* [EXERCISE BRIEF] Please retype the entries exactly as they stand, leaving out any pictures.

#### THE INPUT

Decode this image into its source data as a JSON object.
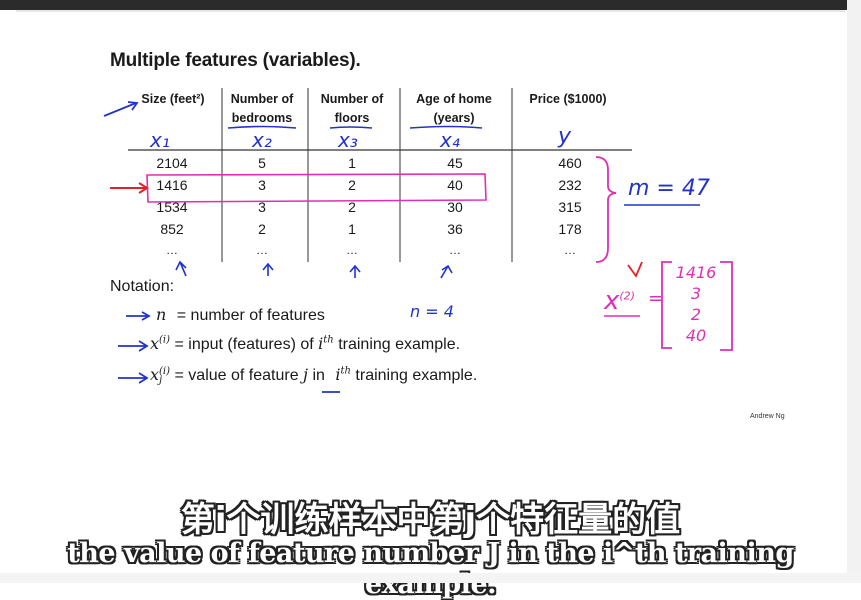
{
  "slide": {
    "title": "Multiple features (variables).",
    "headers": [
      {
        "line1": "Size (feet²)",
        "line2": "",
        "var": "x₁"
      },
      {
        "line1": "Number of",
        "line2": "bedrooms",
        "var": "x₂"
      },
      {
        "line1": "Number of",
        "line2": "floors",
        "var": "x₃"
      },
      {
        "line1": "Age of home",
        "line2": "(years)",
        "var": "x₄"
      },
      {
        "line1": "Price ($1000)",
        "line2": "",
        "var": "y"
      }
    ],
    "rows": [
      [
        "2104",
        "5",
        "1",
        "45",
        "460"
      ],
      [
        "1416",
        "3",
        "2",
        "40",
        "232"
      ],
      [
        "1534",
        "3",
        "2",
        "30",
        "315"
      ],
      [
        "852",
        "2",
        "1",
        "36",
        "178"
      ],
      [
        "…",
        "…",
        "…",
        "…",
        "…"
      ]
    ],
    "m_note": "m = 47",
    "n_note": "n = 4",
    "x2_label": "x",
    "x2_sup": "(2)",
    "x2_eq": "=",
    "x2_vector": [
      "1416",
      "3",
      "2",
      "40"
    ],
    "notation_label": "Notation:",
    "notation": [
      {
        "sym": "n",
        "sup": "",
        "sub": "",
        "text": "= number of features"
      },
      {
        "sym": "x",
        "sup": "(i)",
        "sub": "",
        "text_a": "= input (features) of",
        "ith": "i",
        "ith_sup": "th",
        "text_b": "training example."
      },
      {
        "sym": "x",
        "sup": "(i)",
        "sub": "j",
        "text_a": "= value of feature",
        "j": "j",
        "text_in": "in",
        "ith": "i",
        "ith_sup": "th",
        "text_b": "training example."
      }
    ],
    "credit": "Andrew Ng"
  },
  "subtitles": {
    "chinese": "第i个训练样本中第j个特征量的值",
    "english": "the value of feature number J in the i^th training example."
  },
  "colors": {
    "ink_blue": "#2233cc",
    "ink_pink": "#e02fb0",
    "ink_red": "#e0202a"
  }
}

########

* [YOUR RESPONSE]
Decode this image into its source data as a JSON object.
{
  "slide": {
    "title": "Multiple features (variables).",
    "headers": [
      {
        "line1": "Size (feet²)",
        "line2": "",
        "var": "x₁"
      },
      {
        "line1": "Number of",
        "line2": "bedrooms",
        "var": "x₂"
      },
      {
        "line1": "Number of",
        "line2": "floors",
        "var": "x₃"
      },
      {
        "line1": "Age of home",
        "line2": "(years)",
        "var": "x₄"
      },
      {
        "line1": "Price ($1000)",
        "line2": "",
        "var": "y"
      }
    ],
    "rows": [
      [
        "2104",
        "5",
        "1",
        "45",
        "460"
      ],
      [
        "1416",
        "3",
        "2",
        "40",
        "232"
      ],
      [
        "1534",
        "3",
        "2",
        "30",
        "315"
      ],
      [
        "852",
        "2",
        "1",
        "36",
        "178"
      ],
      [
        "…",
        "…",
        "…",
        "…",
        "…"
      ]
    ],
    "m_note": "m = 47",
    "n_note": "n = 4",
    "x2_label": "x",
    "x2_sup": "(2)",
    "x2_eq": "=",
    "x2_vector": [
      "1416",
      "3",
      "2",
      "40"
    ],
    "notation_label": "Notation:",
    "notation": [
      {
        "sym": "n",
        "sup": "",
        "sub": "",
        "text": "= number of features"
      },
      {
        "sym": "x",
        "sup": "(i)",
        "sub": "",
        "text_a": "= input (features) of",
        "ith": "i",
        "ith_sup": "th",
        "text_b": "training example."
      },
      {
        "sym": "x",
        "sup": "(i)",
        "sub": "j",
        "text_a": "= value of feature",
        "j": "j",
        "text_in": "in",
        "ith": "i",
        "ith_sup": "th",
        "text_b": "training example."
      }
    ],
    "credit": "Andrew Ng"
  },
  "subtitles": {
    "chinese": "第i个训练样本中第j个特征量的值",
    "english": "the value of feature number J in the i^th training example."
  },
  "colors": {
    "ink_blue": "#2233cc",
    "ink_pink": "#e02fb0",
    "ink_red": "#e0202a"
  }
}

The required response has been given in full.